Your answer should hold all lines of the entries that include the word "request".
PROVIDED ENTRIES Block Start
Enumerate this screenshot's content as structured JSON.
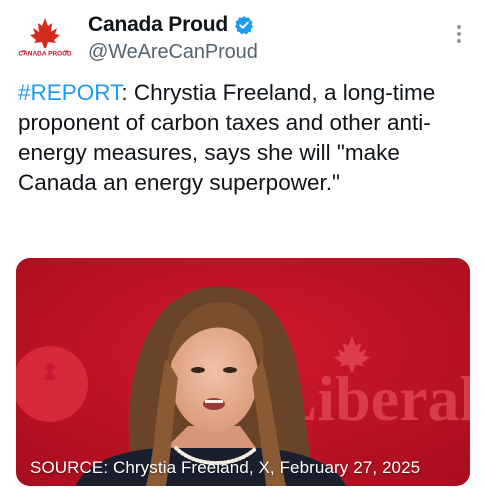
{
  "account": {
    "display_name": "Canada Proud",
    "handle": "@WeAreCanProud",
    "avatar_label": "CANADA PROUD",
    "verified_icon": "verified-badge-icon"
  },
  "post": {
    "hashtag": "#REPORT",
    "body": ": Chrystia Freeland, a long-time proponent of carbon taxes and other anti-energy measures, says she will \"make Canada an energy superpower.\""
  },
  "media": {
    "caption": "SOURCE: Chrystia Freeland, X, February 27, 2025",
    "background_word": "Liberal"
  },
  "colors": {
    "link": "#1d9bf0",
    "verified": "#1d9bf0",
    "brand_red": "#c8102e",
    "secondary_text": "#536471"
  }
}
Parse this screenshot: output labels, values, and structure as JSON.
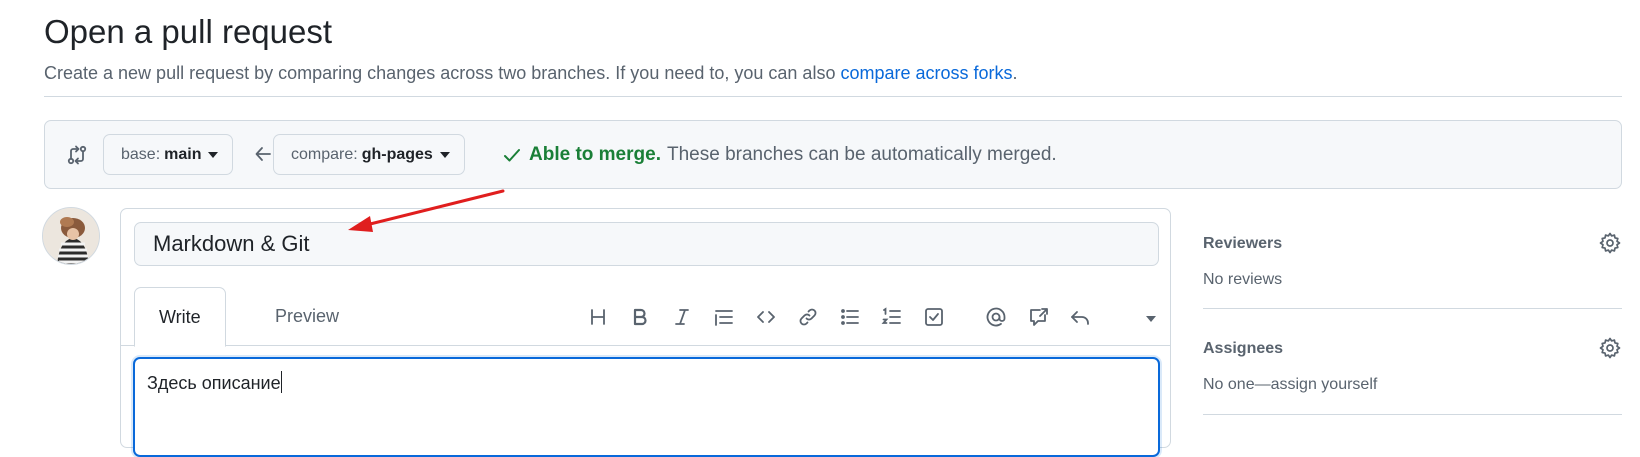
{
  "page": {
    "title": "Open a pull request",
    "subtitle_prefix": "Create a new pull request by comparing changes across two branches. If you need to, you can also ",
    "subtitle_link": "compare across forks",
    "subtitle_suffix": "."
  },
  "compare": {
    "base_label": "base:",
    "base_branch": "main",
    "compare_label": "compare:",
    "compare_branch": "gh-pages",
    "merge_ok": "Able to merge.",
    "merge_text": "These branches can be automatically merged."
  },
  "editor": {
    "title_value": "Markdown & Git",
    "tabs": [
      {
        "label": "Write",
        "active": true
      },
      {
        "label": "Preview",
        "active": false
      }
    ],
    "toolbar": [
      "heading-icon",
      "bold-icon",
      "italic-icon",
      "quote-icon",
      "code-icon",
      "link-icon",
      "unordered-list-icon",
      "ordered-list-icon",
      "task-list-icon",
      "mention-icon",
      "reference-icon",
      "saved-replies-icon"
    ],
    "body_value": "Здесь описание"
  },
  "sidebar": {
    "reviewers": {
      "title": "Reviewers",
      "value": "No reviews"
    },
    "assignees": {
      "title": "Assignees",
      "value": "No one—assign yourself"
    }
  },
  "colors": {
    "accent": "#0969da",
    "success": "#1a7f37",
    "annotation_arrow": "#e01e1e",
    "border": "#d1d9e0"
  }
}
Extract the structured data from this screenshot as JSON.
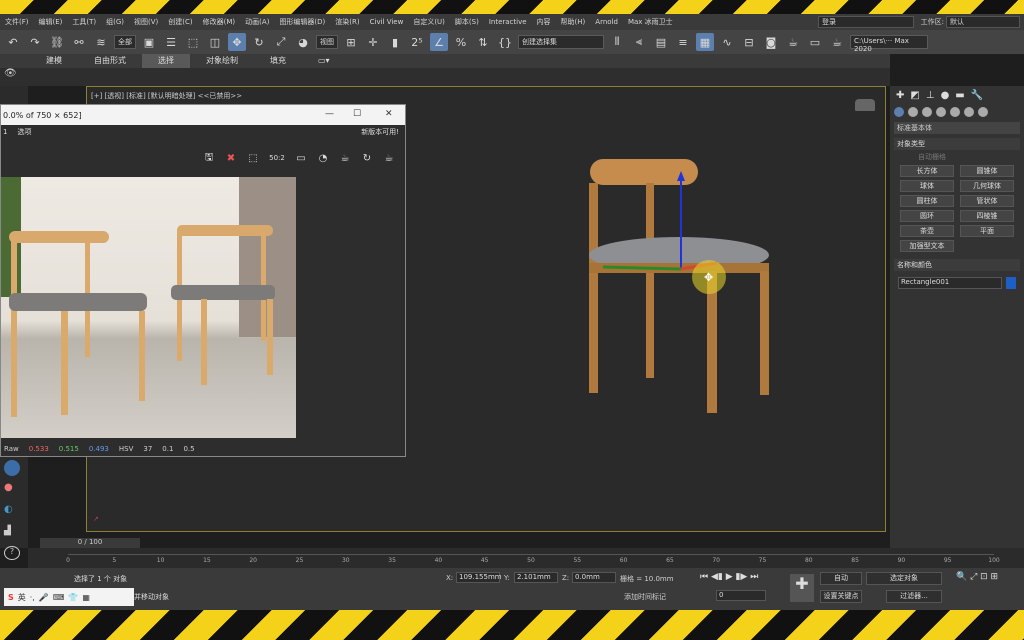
{
  "menubar": {
    "items": [
      "文件(F)",
      "编辑(E)",
      "工具(T)",
      "组(G)",
      "视图(V)",
      "创建(C)",
      "修改器(M)",
      "动画(A)",
      "图形编辑器(D)",
      "渲染(R)",
      "Civil View",
      "自定义(U)",
      "脚本(S)",
      "Interactive",
      "内容",
      "帮助(H)",
      "Arnold",
      "Max 冰雨卫士"
    ],
    "login": "登录",
    "workspace_label": "工作区:",
    "workspace_value": "默认"
  },
  "toolbar": {
    "selection_filter": "全部",
    "view_dropdown": "视图",
    "selection_set": "创建选择集",
    "path": "C:\\Users\\··· Max 2020"
  },
  "ribbon": {
    "tabs": [
      "建模",
      "自由形式",
      "选择",
      "对象绘制",
      "填充"
    ],
    "active_tab": "选择"
  },
  "viewport": {
    "label": "[+] [透视] [标准] [默认明暗处理] <<已禁用>>"
  },
  "image_window": {
    "title": "0.0% of 750 × 652]",
    "menu": [
      "1",
      "选项"
    ],
    "notice": "新版本可用!",
    "tools": [
      "save-icon",
      "clear-icon",
      "select-icon",
      "resolution-icon",
      "frame-icon",
      "channel-icon",
      "teapot-icon",
      "render-icon",
      "teapot-icon"
    ],
    "resolution_label": "50:2",
    "status": {
      "mode": "Raw",
      "r": "0.533",
      "g": "0.515",
      "b": "0.493",
      "space": "HSV",
      "h": "37",
      "s": "0.1",
      "v": "0.5"
    }
  },
  "right_panel": {
    "category": "标准基本体",
    "object_type_title": "对象类型",
    "autogrid": "自动栅格",
    "object_buttons": [
      "长方体",
      "圆锥体",
      "球体",
      "几何球体",
      "圆柱体",
      "管状体",
      "圆环",
      "四棱锥",
      "茶壶",
      "平面",
      "加强型文本"
    ],
    "name_color_title": "名称和颜色",
    "object_name": "Rectangle001",
    "object_color": "#1e5fc6"
  },
  "timeline": {
    "frame_counter": "0 / 100",
    "ticks": [
      "0",
      "5",
      "10",
      "15",
      "20",
      "25",
      "30",
      "35",
      "40",
      "45",
      "50",
      "55",
      "60",
      "65",
      "70",
      "75",
      "80",
      "85",
      "90",
      "95",
      "100"
    ]
  },
  "status": {
    "message": "选择了 1 个 对象",
    "hint": "并移动对象",
    "x_label": "X:",
    "x_value": "109.155mm",
    "y_label": "Y:",
    "y_value": "2.101mm",
    "z_label": "Z:",
    "z_value": "0.0mm",
    "grid": "栅格 = 10.0mm",
    "add_tag": "添加时间标记",
    "auto_key": "自动",
    "set_key": "设置关键点",
    "key_filter": "选定对象",
    "filters": "过滤器...",
    "frame_field": "0"
  },
  "ime": {
    "mode": "英"
  }
}
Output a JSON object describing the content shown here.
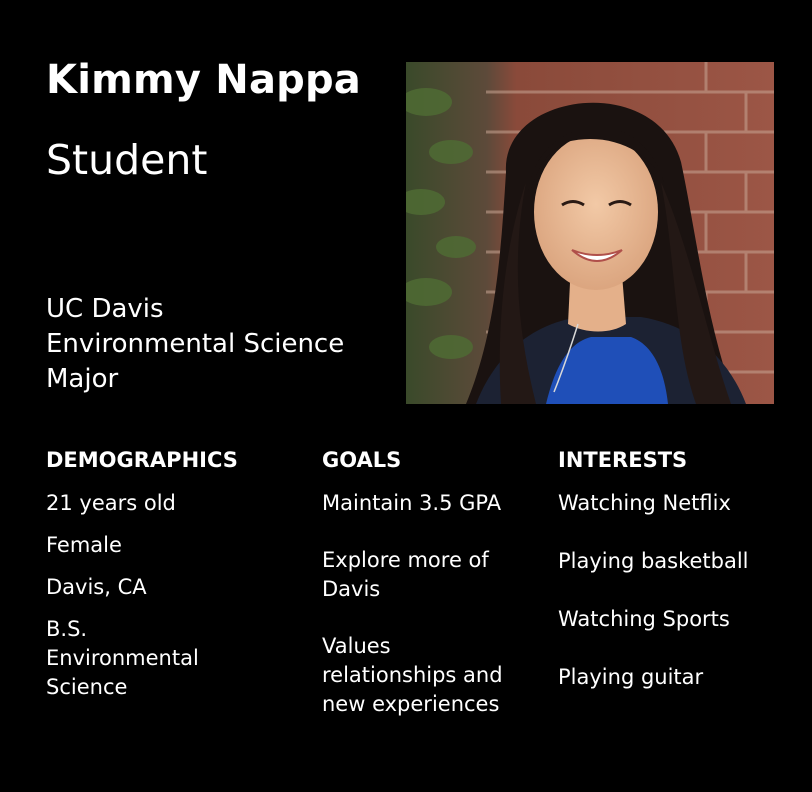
{
  "persona": {
    "name": "Kimmy Nappa",
    "role": "Student",
    "affiliation": [
      "UC Davis",
      "Environmental Science",
      "Major"
    ]
  },
  "photo": {
    "icon": "persona-portrait-photo"
  },
  "sections": {
    "demographics": {
      "heading": "DEMOGRAPHICS",
      "items": [
        "21 years old",
        "Female",
        "Davis, CA",
        "B.S. Environmental Science"
      ]
    },
    "goals": {
      "heading": "GOALS",
      "items": [
        "Maintain 3.5 GPA",
        "Explore more of Davis",
        "Values relationships and new experiences"
      ]
    },
    "interests": {
      "heading": "INTERESTS",
      "items": [
        "Watching Netflix",
        "Playing basketball",
        "Watching Sports",
        "Playing guitar"
      ]
    }
  },
  "colors": {
    "background": "#000000",
    "text": "#ffffff"
  }
}
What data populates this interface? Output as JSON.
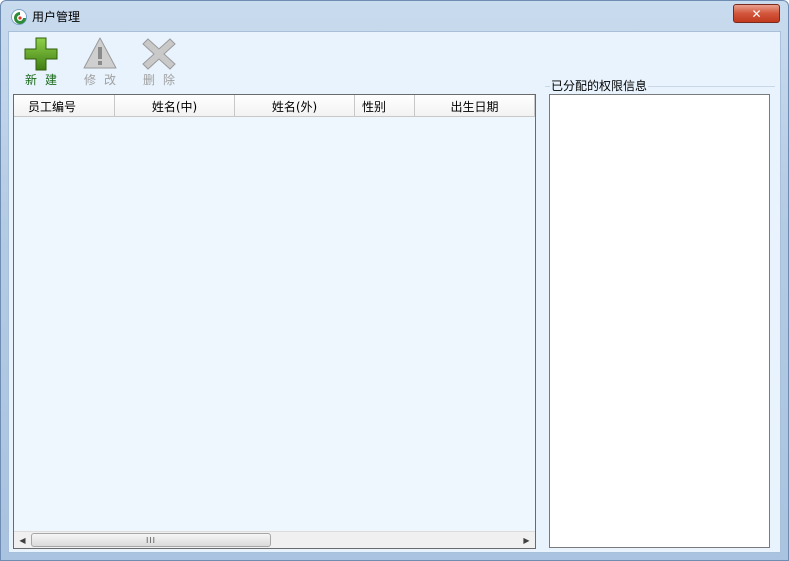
{
  "window": {
    "title": "用户管理",
    "close_glyph": "✕",
    "icon": "app-swirl-icon"
  },
  "toolbar": {
    "new": {
      "label": "新建",
      "icon": "plus-icon",
      "enabled": true
    },
    "edit": {
      "label": "修改",
      "icon": "warning-icon",
      "enabled": false
    },
    "delete": {
      "label": "删除",
      "icon": "x-icon",
      "enabled": false
    }
  },
  "user_table": {
    "columns": [
      "员工编号",
      "姓名(中)",
      "姓名(外)",
      "性别",
      "出生日期"
    ],
    "rows": [],
    "scrollbar": {
      "left_arrow": "◀",
      "right_arrow": "▶",
      "thumb_grip": "III"
    }
  },
  "permissions": {
    "label": "已分配的权限信息"
  },
  "colors": {
    "client_bg": "#e8f3fd",
    "new_green": "#5a9a1a",
    "close_red": "#d2553b"
  }
}
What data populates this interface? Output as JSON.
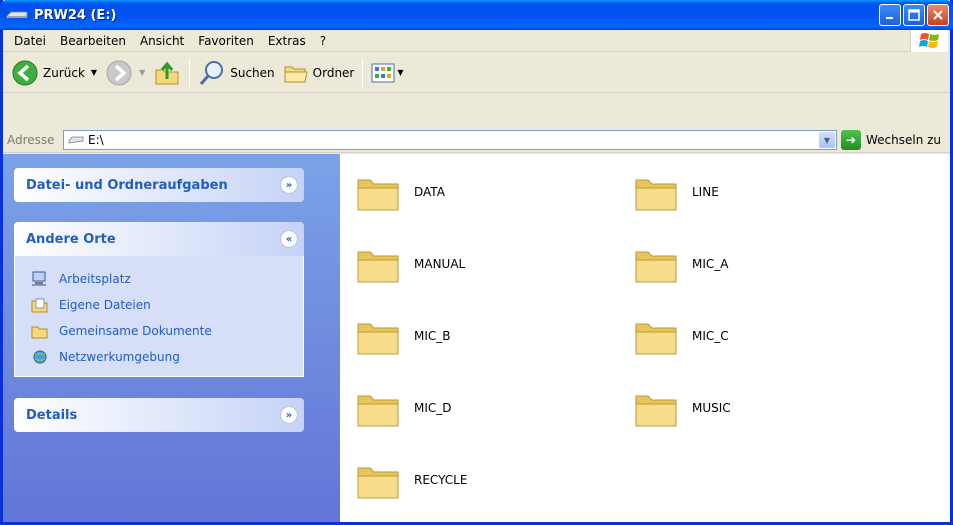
{
  "window": {
    "title": "PRW24 (E:)"
  },
  "menu": [
    "Datei",
    "Bearbeiten",
    "Ansicht",
    "Favoriten",
    "Extras",
    "?"
  ],
  "toolbar": {
    "back_label": "Zurück",
    "search_label": "Suchen",
    "folders_label": "Ordner"
  },
  "address": {
    "label": "Adresse",
    "value": "E:\\",
    "go_label": "Wechseln zu"
  },
  "leftpane": {
    "tasks_title": "Datei- und Ordneraufgaben",
    "other_title": "Andere Orte",
    "other_links": [
      "Arbeitsplatz",
      "Eigene Dateien",
      "Gemeinsame Dokumente",
      "Netzwerkumgebung"
    ],
    "details_title": "Details"
  },
  "folders": [
    "DATA",
    "LINE",
    "MANUAL",
    "MIC_A",
    "MIC_B",
    "MIC_C",
    "MIC_D",
    "MUSIC",
    "RECYCLE"
  ],
  "colors": {
    "titlebar": "#0053ee",
    "leftpane": "#6f8ee0",
    "link": "#215dc6",
    "folder": "#f5d97a"
  }
}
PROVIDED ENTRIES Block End
OUTPUT OF THE TASK >>
    "title": "Open a pull request",
    "subtitle_prefix": "Create a new pull request by comparing changes across two branches. If you need to, you can also ",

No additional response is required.